(Component data from apps and pages)
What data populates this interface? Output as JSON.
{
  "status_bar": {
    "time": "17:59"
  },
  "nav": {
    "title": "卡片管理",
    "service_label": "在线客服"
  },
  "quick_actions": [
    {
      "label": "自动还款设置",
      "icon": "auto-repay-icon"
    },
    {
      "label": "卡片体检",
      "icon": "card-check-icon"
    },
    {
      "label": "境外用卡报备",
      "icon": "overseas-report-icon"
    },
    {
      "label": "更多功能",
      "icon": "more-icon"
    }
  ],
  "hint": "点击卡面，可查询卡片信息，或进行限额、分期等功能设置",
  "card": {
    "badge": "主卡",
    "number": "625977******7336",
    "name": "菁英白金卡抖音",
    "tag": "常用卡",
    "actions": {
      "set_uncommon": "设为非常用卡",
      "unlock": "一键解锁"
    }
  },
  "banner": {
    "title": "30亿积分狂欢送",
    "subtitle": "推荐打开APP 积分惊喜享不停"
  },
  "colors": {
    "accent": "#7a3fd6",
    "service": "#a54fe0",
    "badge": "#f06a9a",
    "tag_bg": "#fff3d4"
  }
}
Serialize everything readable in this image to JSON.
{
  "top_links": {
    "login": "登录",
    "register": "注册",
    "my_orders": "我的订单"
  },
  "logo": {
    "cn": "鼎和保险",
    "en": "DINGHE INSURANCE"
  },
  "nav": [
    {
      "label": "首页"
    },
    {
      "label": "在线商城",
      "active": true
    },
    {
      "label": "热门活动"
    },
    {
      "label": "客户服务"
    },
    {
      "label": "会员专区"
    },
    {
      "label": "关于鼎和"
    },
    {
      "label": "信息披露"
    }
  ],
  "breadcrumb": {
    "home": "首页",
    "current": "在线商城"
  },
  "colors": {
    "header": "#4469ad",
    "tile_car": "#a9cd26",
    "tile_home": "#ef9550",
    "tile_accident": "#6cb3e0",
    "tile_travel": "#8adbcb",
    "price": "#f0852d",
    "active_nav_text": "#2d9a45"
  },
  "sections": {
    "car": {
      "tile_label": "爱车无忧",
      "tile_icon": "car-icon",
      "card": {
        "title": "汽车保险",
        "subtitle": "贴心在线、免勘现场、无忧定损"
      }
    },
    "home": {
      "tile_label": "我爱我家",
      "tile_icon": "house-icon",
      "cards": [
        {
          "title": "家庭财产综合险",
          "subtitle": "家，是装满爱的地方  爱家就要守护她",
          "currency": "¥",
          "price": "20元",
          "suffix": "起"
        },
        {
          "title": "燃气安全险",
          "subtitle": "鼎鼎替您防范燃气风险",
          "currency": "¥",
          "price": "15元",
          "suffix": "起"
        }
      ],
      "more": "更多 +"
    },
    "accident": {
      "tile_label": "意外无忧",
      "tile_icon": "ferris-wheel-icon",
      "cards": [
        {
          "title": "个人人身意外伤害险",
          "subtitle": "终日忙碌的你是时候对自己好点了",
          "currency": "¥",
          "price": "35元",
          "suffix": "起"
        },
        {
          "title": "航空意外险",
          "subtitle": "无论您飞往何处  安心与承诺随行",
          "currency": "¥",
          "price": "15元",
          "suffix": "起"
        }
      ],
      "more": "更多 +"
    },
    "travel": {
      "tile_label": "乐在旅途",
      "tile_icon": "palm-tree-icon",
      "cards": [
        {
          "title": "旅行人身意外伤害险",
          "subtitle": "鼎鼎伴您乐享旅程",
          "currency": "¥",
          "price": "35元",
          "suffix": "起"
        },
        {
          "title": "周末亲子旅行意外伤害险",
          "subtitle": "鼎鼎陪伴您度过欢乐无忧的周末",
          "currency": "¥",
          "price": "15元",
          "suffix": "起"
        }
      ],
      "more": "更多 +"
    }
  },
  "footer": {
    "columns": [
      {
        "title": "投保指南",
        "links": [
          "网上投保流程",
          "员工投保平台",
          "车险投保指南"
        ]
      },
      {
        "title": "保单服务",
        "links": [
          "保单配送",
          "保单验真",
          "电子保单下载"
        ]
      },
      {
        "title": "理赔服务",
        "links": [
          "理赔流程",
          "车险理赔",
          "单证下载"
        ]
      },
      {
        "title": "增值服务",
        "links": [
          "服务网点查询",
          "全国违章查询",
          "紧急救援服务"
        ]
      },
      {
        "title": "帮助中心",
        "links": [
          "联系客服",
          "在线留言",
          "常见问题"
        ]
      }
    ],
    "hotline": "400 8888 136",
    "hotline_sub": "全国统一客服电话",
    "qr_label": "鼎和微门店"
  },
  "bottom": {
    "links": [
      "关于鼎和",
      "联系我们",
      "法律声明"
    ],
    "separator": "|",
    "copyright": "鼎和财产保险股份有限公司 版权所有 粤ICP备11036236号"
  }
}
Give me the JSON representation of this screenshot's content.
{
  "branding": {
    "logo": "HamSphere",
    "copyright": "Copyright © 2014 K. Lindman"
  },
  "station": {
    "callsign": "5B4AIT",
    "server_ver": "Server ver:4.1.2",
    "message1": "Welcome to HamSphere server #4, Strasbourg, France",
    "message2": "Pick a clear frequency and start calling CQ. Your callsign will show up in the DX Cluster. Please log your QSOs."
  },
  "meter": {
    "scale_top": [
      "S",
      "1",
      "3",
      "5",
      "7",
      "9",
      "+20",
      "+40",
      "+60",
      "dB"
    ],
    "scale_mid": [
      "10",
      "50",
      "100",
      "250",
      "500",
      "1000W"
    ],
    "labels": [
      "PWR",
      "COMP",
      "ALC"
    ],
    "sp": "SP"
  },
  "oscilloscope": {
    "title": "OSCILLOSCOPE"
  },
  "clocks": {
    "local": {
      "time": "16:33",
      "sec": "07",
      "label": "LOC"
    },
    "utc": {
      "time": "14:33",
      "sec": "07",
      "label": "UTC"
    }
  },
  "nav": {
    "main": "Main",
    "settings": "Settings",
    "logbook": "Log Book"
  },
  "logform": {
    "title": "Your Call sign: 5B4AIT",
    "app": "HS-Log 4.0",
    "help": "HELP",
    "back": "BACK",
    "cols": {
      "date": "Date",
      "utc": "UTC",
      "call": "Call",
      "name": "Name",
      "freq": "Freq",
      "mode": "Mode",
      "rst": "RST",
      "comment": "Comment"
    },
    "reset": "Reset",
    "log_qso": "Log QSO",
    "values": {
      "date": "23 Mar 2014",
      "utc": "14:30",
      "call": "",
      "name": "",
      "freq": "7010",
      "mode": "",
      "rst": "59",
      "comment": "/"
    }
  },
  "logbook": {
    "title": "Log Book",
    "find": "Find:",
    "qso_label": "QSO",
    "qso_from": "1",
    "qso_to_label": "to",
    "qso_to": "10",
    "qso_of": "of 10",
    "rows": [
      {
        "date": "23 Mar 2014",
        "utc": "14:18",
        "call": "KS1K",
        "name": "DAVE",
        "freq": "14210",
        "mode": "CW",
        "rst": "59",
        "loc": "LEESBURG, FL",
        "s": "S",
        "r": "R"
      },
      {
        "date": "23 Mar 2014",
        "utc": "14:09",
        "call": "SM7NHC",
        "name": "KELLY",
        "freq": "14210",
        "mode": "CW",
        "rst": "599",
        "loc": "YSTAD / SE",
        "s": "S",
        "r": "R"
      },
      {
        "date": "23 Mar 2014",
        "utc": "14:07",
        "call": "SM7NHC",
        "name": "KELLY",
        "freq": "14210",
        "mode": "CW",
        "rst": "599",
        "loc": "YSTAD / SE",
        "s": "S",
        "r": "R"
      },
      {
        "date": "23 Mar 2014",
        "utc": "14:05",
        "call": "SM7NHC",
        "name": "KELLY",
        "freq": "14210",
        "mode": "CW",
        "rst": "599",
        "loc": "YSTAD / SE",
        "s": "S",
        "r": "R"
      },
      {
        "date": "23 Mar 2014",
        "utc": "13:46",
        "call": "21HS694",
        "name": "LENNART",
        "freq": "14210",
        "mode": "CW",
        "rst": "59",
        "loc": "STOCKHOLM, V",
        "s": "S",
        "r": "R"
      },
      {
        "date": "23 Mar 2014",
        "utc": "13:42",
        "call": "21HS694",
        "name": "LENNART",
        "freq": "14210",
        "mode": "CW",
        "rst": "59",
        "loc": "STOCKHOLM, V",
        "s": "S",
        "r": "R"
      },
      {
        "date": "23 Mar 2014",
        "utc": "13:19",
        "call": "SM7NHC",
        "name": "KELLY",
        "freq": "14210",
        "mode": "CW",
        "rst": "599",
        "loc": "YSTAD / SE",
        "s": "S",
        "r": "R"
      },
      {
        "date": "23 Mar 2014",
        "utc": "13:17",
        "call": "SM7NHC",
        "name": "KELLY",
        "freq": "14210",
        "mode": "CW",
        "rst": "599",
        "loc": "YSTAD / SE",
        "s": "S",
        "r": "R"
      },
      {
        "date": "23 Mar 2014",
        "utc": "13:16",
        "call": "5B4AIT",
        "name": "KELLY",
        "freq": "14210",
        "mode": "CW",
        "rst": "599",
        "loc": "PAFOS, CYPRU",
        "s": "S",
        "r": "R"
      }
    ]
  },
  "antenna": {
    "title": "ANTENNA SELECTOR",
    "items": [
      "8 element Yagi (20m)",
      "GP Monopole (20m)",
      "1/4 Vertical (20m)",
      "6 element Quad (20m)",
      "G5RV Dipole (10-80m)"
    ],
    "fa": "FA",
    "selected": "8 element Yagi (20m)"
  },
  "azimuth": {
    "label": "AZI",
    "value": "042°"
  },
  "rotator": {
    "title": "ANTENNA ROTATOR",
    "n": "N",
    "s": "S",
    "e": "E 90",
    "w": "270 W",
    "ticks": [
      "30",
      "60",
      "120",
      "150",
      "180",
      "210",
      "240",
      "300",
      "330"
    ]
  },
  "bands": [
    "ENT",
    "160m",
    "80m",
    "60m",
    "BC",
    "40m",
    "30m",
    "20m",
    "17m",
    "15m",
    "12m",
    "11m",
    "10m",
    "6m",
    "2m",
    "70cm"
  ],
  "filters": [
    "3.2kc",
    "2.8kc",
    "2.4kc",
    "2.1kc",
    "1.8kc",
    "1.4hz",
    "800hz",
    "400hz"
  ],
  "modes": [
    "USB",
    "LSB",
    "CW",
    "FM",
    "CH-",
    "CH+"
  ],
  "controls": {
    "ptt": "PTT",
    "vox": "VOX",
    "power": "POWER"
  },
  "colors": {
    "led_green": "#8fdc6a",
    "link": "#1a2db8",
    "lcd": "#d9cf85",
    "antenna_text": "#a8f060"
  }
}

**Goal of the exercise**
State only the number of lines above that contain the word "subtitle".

**Answer area**
8